(EXTRACTED MATERIAL Opens)

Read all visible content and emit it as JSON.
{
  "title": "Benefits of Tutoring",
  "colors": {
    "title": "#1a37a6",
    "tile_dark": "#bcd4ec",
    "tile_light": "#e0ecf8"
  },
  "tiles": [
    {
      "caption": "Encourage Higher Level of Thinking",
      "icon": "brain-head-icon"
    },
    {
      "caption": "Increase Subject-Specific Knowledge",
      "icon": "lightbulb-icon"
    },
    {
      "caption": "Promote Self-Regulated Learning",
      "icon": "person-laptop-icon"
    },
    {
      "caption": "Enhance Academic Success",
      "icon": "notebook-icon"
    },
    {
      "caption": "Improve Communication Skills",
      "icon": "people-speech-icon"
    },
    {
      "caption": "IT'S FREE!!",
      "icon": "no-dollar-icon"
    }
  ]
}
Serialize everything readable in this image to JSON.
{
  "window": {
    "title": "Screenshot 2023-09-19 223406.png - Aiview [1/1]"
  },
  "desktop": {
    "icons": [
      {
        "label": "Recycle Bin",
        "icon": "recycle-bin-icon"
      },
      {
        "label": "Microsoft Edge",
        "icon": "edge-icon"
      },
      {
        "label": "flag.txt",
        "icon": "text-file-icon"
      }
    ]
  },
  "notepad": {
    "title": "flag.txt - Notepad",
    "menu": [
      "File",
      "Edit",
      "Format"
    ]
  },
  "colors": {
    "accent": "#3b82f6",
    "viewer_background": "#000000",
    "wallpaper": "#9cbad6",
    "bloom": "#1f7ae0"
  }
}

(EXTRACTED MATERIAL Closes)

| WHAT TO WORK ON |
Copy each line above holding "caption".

| ANSWER AREA |
      "caption": "Encourage Higher Level of Thinking",
      "caption": "Increase Subject-Specific Knowledge",
      "caption": "Promote Self-Regulated Learning",
      "caption": "Enhance Academic Success",
      "caption": "Improve Communication Skills",
      "caption": "IT'S FREE!!",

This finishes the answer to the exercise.